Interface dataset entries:
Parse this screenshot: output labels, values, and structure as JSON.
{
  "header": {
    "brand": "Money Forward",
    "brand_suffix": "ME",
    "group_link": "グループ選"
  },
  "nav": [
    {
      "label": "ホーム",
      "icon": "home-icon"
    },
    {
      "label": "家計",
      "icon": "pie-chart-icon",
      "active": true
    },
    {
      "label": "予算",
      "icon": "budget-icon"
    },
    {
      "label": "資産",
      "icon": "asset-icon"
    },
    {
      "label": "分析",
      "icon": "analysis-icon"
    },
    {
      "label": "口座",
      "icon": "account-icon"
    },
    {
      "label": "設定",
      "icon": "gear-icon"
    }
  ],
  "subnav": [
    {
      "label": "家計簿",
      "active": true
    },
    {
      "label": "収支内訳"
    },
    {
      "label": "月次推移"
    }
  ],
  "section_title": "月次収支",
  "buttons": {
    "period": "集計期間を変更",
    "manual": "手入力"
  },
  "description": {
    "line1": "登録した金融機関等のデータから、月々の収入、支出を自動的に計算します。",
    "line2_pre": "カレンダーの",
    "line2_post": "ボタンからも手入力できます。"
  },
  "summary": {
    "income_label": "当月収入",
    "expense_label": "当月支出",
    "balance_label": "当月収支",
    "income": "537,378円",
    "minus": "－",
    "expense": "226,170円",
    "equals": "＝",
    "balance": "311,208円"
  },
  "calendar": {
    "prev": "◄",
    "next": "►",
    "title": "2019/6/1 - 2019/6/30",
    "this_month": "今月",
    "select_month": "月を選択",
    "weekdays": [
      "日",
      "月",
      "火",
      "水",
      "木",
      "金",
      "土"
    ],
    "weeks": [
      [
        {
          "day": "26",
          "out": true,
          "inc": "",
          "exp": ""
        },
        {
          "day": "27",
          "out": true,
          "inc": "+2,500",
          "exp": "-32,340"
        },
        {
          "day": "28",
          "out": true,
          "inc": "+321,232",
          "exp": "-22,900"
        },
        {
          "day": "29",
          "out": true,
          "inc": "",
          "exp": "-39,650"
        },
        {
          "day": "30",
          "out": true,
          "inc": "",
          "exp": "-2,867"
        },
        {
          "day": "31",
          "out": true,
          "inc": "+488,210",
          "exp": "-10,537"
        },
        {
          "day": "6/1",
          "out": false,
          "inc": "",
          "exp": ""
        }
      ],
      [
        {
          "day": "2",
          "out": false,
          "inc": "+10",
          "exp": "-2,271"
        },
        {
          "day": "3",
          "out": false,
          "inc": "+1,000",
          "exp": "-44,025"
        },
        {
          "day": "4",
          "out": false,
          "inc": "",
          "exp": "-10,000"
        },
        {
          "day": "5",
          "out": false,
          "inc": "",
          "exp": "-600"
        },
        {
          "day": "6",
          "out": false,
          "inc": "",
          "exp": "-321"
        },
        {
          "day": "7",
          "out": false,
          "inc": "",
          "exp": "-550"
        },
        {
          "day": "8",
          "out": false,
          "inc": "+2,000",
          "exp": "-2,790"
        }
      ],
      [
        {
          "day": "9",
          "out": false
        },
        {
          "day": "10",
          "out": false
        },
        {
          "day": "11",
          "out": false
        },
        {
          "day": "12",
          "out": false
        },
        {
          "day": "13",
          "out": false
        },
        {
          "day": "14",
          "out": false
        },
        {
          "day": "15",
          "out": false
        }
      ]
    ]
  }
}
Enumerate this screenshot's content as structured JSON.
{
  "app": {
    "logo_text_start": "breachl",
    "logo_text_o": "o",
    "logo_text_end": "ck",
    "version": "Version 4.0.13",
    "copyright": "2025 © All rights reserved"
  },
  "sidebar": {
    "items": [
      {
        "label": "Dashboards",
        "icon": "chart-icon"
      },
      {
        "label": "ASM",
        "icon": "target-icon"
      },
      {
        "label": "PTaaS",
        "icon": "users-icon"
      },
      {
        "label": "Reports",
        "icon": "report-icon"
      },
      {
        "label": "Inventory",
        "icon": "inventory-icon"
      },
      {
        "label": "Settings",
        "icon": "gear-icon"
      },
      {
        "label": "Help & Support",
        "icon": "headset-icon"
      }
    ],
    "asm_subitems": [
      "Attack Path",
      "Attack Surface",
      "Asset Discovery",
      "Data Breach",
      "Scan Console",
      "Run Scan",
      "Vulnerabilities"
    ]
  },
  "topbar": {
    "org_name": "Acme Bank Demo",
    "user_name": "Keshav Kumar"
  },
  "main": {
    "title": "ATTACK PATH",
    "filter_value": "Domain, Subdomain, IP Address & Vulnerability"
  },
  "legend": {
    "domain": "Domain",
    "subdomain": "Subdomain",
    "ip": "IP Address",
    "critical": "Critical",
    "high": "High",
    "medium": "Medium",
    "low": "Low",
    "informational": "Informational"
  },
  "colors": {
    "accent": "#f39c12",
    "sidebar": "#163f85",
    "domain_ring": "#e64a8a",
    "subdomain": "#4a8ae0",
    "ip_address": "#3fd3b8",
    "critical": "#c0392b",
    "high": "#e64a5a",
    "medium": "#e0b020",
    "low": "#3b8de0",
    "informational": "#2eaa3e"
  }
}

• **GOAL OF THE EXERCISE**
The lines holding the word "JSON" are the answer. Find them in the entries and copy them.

• **OUTPUT FOR THIS TASK**
Parse this screenshot: output labels, values, and structure as JSON.
Enumerate this screenshot's content as structured JSON.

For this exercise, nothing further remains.